### WORK INSTRUCTION
Scan the entries that follow and give only the number of lines containing "liujianfeng".

[Website and app data records]
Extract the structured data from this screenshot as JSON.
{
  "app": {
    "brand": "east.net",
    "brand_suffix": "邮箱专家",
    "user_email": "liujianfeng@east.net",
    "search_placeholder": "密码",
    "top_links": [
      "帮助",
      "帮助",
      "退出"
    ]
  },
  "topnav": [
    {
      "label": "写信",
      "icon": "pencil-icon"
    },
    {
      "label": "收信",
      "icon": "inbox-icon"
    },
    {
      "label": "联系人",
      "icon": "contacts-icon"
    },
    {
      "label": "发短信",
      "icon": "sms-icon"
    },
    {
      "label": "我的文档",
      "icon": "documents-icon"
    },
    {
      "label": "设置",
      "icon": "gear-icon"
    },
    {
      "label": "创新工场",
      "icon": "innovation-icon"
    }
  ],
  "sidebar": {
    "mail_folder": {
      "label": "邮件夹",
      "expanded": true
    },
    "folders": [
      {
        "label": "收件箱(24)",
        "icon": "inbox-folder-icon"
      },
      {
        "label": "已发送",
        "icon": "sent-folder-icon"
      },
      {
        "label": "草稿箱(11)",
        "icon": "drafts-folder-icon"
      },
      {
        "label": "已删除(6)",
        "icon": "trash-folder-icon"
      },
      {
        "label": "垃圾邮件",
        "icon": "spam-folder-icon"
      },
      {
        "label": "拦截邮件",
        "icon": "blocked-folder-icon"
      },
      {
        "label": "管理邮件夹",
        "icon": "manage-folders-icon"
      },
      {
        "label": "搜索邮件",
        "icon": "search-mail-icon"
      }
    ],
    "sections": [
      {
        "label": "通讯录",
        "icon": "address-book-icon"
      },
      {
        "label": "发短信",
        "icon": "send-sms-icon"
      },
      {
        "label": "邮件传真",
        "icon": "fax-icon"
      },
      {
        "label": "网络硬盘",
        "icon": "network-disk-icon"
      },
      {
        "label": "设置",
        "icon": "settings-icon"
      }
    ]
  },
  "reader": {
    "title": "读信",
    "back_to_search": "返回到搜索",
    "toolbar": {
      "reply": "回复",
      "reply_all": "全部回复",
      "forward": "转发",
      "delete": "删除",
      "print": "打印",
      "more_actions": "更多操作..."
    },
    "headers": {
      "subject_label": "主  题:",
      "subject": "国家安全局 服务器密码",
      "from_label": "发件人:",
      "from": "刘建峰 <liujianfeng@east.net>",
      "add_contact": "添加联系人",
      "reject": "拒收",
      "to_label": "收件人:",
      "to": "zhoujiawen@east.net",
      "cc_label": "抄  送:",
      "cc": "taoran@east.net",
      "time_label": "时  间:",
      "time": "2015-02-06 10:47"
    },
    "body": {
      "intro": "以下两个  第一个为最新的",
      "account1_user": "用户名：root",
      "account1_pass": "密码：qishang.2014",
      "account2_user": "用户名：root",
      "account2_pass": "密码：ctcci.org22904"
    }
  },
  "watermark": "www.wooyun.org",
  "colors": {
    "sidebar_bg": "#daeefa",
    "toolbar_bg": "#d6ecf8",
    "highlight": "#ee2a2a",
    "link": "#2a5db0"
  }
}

### SOLUTION TO THE PROBLEM
2